Researchers at the University of California, San Diego have demonstrated the world’s first laser pointer based on an unconventional wave called continuous bound state (BIC) in physical phenomena. This technology can completely change the development of surface laser technology, making them more compact and energy-efficient to achieve applications in the field of communication and computing. The new BIC laser can also be further developed into high-power lasers used in industry and national defense.
Lasers are currently everywhere in the world, ranging from everyday simple laser pointers to complex laser interferometers to detect gravitational waves. Our current research will affect the application of lasers in many fields. He is a doctoral student in the Department of Electrical Engineering at the University of California, San Diego and the first author of the research. Because of their unconventional characteristics, BIC lasers can provide unique, unprecedented performance that has not been achieved with existing laser technology. He is a professor of electrical engineering at the Jacobs College of the University of California, San Diego.

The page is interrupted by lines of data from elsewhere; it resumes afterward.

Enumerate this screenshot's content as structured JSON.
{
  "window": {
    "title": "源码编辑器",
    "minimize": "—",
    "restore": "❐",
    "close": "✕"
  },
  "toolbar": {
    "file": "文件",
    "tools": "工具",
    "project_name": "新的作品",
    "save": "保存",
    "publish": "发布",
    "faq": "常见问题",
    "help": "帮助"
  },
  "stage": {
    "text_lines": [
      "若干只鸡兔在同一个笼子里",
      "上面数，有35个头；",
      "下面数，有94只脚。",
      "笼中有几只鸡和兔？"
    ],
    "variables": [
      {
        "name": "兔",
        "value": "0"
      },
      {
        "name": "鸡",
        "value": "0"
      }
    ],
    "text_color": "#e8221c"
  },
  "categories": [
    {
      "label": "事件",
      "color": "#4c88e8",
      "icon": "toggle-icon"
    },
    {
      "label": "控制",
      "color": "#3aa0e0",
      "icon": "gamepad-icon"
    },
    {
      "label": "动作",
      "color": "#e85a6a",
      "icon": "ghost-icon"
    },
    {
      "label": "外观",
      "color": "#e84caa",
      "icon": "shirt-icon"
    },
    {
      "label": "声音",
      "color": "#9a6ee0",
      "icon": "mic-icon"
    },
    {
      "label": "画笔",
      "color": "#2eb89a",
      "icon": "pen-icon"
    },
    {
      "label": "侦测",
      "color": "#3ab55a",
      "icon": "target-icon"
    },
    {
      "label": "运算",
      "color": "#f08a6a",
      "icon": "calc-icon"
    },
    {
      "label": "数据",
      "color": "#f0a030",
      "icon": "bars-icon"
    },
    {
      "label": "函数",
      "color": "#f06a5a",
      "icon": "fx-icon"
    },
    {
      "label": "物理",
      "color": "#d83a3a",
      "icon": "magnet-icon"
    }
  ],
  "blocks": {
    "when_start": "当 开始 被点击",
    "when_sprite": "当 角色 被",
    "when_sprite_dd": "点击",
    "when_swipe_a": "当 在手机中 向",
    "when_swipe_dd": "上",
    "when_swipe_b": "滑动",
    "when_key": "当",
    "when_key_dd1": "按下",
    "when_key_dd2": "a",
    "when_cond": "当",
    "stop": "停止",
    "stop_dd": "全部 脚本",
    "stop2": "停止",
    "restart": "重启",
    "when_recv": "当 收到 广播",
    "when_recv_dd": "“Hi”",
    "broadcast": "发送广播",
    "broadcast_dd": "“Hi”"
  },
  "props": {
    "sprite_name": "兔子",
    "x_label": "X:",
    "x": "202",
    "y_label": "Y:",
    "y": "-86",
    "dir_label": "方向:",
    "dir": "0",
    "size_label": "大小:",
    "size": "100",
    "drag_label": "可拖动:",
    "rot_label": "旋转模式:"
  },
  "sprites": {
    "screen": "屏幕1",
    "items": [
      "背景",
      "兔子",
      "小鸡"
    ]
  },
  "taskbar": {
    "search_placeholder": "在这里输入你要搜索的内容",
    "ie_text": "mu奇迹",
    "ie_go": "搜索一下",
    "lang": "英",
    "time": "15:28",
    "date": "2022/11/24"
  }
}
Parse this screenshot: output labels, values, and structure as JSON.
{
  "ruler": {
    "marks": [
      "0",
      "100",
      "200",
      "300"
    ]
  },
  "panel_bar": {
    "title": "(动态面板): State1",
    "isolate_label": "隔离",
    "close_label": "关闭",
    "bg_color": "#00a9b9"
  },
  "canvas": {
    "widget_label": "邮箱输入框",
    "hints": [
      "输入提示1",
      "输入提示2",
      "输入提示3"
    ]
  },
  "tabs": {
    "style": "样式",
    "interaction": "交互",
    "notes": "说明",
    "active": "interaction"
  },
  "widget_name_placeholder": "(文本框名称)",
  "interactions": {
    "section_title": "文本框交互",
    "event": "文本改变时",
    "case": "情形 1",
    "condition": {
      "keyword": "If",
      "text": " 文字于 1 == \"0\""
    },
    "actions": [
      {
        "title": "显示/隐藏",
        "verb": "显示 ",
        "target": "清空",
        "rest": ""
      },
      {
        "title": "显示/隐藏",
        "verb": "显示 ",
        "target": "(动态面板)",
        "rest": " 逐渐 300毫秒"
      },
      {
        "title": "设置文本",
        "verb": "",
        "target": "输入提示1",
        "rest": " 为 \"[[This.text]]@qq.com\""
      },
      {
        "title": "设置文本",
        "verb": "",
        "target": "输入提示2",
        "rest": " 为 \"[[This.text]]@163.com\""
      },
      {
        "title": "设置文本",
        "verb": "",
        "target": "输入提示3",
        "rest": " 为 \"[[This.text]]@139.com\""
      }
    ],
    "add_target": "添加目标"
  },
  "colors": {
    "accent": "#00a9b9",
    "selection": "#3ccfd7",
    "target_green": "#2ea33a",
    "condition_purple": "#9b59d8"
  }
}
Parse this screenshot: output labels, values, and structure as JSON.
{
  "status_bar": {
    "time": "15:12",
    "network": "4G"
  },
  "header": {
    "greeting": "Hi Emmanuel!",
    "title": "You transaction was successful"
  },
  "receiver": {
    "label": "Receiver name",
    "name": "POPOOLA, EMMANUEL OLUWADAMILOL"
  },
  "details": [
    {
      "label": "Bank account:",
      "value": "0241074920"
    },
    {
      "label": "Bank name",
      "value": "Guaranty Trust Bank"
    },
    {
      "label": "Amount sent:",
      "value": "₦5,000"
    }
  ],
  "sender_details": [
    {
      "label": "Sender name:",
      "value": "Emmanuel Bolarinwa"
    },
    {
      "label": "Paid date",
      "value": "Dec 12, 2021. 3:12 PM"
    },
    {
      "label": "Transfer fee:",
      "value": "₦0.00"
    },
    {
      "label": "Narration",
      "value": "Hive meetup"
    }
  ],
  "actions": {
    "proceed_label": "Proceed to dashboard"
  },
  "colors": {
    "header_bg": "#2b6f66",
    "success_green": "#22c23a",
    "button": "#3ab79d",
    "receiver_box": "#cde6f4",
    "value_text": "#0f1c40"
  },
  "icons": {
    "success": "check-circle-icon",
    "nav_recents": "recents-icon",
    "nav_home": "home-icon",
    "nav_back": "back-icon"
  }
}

For example, BIC lasers can be easily adjusted to emit beams of different wavelengths, and medical green laser pointer can accurately target tumor cells without damaging normal tissues. BIC lasers can also produce beams that can emit specially designed shapes (such as spirals, donuts or bell curves) called vector beams, which can make increasingly powerful computers and optical communication systems carry up to 10% more information than existing ones. Times more.
In today’s mobile phones, computers and astronomy, the light source is the key component of optical data communication technology. In this work, we proposed a new light source that is more efficient than the lasers used today in terms of power consumption and speed. He is a doctoral student in the electrical engineering department of Kanté laboratory and a research collaborator.
The continuous bound state (BICS) phenomenon was predicted to exist in 1929. The properties of continuous bound states are still restricted or bound in an open system. The traditional waveform will escape in an open system, but the continuous bound state will not escape outside the norm, even though the escape path is open.